Start of INFORMATION SHOWN

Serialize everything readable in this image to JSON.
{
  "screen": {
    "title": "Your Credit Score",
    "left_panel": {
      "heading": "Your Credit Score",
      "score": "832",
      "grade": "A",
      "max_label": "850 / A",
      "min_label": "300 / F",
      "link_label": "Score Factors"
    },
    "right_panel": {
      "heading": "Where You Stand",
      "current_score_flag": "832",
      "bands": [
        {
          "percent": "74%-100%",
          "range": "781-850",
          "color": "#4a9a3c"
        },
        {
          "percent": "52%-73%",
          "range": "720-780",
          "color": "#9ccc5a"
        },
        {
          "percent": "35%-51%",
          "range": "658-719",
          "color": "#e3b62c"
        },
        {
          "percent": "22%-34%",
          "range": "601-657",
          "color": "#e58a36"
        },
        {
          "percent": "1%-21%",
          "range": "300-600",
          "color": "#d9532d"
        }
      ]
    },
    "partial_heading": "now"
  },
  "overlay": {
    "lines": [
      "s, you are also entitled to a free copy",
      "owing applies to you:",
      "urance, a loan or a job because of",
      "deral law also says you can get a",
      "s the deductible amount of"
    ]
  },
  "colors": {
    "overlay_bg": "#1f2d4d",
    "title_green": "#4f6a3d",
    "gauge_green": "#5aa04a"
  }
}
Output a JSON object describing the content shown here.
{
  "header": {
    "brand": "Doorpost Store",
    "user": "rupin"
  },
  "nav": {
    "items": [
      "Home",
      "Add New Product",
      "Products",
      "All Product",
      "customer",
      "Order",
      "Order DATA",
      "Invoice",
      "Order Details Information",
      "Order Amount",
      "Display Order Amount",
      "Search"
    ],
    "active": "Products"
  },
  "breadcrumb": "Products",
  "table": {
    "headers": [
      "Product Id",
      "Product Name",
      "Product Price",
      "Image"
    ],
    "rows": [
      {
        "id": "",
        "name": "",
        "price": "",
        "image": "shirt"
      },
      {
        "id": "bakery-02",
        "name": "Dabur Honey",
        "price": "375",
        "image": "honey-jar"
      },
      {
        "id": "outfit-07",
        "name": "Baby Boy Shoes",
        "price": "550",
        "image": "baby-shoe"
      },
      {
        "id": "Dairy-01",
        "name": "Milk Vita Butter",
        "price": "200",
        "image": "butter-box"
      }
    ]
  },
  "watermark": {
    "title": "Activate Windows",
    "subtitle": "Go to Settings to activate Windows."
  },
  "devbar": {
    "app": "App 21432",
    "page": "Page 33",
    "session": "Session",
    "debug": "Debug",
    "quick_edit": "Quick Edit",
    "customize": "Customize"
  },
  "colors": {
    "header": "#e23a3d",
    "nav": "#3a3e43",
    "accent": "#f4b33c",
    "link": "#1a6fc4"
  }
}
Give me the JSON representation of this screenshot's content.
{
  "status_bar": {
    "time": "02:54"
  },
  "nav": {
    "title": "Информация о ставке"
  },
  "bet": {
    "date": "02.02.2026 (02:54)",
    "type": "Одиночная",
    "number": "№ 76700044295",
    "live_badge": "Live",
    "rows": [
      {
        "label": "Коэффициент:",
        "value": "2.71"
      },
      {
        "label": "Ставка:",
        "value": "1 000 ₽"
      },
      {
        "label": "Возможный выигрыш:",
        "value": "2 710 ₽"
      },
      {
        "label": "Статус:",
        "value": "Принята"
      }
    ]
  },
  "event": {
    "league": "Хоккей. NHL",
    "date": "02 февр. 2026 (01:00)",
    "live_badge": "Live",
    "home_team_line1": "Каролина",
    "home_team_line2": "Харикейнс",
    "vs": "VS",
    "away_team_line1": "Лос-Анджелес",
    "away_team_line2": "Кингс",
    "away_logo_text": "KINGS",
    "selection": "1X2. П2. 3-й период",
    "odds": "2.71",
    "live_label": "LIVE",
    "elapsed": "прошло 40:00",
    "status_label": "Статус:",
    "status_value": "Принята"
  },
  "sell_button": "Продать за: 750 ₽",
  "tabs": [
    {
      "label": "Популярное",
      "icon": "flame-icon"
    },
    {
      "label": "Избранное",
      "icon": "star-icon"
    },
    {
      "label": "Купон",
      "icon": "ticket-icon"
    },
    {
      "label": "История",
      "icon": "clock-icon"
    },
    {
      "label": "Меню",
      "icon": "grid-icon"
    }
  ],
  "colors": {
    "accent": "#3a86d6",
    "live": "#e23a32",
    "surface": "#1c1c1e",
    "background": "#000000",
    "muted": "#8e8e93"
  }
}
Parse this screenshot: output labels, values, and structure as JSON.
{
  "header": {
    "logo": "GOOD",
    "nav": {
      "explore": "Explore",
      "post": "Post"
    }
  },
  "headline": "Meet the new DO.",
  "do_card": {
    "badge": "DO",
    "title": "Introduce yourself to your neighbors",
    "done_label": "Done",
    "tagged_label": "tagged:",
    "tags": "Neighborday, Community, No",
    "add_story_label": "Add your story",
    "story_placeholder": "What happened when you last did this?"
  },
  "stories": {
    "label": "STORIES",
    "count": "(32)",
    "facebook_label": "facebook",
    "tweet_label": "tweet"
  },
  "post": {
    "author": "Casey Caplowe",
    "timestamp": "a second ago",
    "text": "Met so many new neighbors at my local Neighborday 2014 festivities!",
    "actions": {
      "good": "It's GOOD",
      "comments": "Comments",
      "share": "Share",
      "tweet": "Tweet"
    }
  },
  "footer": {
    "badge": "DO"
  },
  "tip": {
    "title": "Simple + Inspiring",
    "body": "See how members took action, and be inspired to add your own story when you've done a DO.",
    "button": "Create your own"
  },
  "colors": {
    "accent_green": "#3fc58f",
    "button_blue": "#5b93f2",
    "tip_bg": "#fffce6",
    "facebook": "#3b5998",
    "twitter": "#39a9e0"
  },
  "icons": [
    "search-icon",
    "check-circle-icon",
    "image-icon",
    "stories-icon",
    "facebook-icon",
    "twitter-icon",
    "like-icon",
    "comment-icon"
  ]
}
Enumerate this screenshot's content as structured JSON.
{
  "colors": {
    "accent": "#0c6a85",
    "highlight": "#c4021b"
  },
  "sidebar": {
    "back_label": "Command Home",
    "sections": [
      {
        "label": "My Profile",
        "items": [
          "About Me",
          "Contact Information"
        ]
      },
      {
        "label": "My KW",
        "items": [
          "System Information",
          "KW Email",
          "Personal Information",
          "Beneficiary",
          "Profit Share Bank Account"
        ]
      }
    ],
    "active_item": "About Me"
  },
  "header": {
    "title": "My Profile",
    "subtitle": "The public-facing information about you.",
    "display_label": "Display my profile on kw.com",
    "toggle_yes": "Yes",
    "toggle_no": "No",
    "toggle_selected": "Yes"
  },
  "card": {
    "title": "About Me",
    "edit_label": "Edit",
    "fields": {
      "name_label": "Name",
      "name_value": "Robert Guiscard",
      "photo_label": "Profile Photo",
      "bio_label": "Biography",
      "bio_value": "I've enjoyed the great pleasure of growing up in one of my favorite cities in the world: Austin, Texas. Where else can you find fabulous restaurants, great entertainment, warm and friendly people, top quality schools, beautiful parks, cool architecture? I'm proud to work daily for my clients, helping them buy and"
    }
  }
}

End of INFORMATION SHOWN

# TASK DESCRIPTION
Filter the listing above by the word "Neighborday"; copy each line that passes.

# TASK ANSWER
    "tags": "Neighborday, Community, No",
    "text": "Met so many new neighbors at my local Neighborday 2014 festivities!",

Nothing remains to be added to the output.